However, I think it's worth parsing out. Ultimately, these films are about the creation of families assembled by young queer misfits and street punks. Many, like Jena von Brücker's Georgie in Lollipop, are forced to leave their parents' houses after coming out. They are also about the sexualization of poor young people, who are often led to sell their bodies in order to survive. This is best illustrated by the ubiquity of junk food and candy, childhood curios which are easy to shoplift from most convenience stores and promise a sugar rush that keeps these kids away from the brink of exhaustion. They also foretell a trip to the dentist that they can't afford.
Though their are sad aspects to this tenuous, nomadic, and potentially dangerous lifestyle, it's to Jones' credit that she doesn't pathologize her subjects too much or force them into endless exploitative tragedies. Instead, she advocates that they are people with complex psychologies and sexual identities. She represents them fairly objectively and regards most of their actions with critical distance. She clearly identifies with them and gives them the upper hand many times, often through appropriation.
Yo-Yo incorporates queercore renditions and ironic references to pop music from the girl group era, as well as the employment of toys as weapons in its central story about two warring girl gangs. Peopled by members of Tribe 8 and Team Dresch, Yo-Yo is meant to serve as a commentary on the pack mentality these all-female bands had to adopt in order to cope with the sexism and misogyny they encountered from bands, venue owners, promoters, label representatives, and audience members while on tour. Lollipop suggests a group of homeless youth can acquire retribution from a slumming pornographer by stealing his camera to document their own lives. These are small victories but ones that, like the movies that depict them, are worth remembering.

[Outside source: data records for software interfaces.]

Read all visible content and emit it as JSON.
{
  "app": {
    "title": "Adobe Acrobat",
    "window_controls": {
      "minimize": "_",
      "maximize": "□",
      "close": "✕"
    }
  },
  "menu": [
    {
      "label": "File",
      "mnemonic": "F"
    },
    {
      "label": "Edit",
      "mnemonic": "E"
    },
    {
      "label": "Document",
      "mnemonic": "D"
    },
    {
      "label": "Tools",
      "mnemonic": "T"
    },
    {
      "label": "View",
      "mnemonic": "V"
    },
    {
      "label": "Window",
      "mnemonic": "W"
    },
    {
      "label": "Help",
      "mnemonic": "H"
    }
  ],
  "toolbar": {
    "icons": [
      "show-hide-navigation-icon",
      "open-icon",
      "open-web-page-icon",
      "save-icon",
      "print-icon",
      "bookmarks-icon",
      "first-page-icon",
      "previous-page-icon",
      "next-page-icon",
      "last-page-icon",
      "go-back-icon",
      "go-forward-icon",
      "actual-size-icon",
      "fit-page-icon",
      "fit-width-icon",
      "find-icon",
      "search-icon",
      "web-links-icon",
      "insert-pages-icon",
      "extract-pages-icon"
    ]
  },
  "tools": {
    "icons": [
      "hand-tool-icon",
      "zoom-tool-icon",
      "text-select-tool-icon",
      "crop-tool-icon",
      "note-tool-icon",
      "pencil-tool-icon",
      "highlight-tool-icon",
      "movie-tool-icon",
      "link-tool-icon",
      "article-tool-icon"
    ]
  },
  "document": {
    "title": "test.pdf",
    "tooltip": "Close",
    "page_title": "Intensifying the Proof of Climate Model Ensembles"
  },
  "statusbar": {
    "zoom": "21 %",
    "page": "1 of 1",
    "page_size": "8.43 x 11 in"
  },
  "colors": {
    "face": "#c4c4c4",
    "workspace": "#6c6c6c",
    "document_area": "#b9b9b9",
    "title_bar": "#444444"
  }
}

Thanks to my friend Curran Nault for providing invaluable information for this post. He is currently a Ph.D. student in the Department of Radio-Television-Film at the University of Texas at Austin and is working on a dissertation on queercore that I cannot wait to read. I must also acknowledge Soul Ponies and Jenny Woolworth's website, which continue to be great resources for queercore and riot grrrl.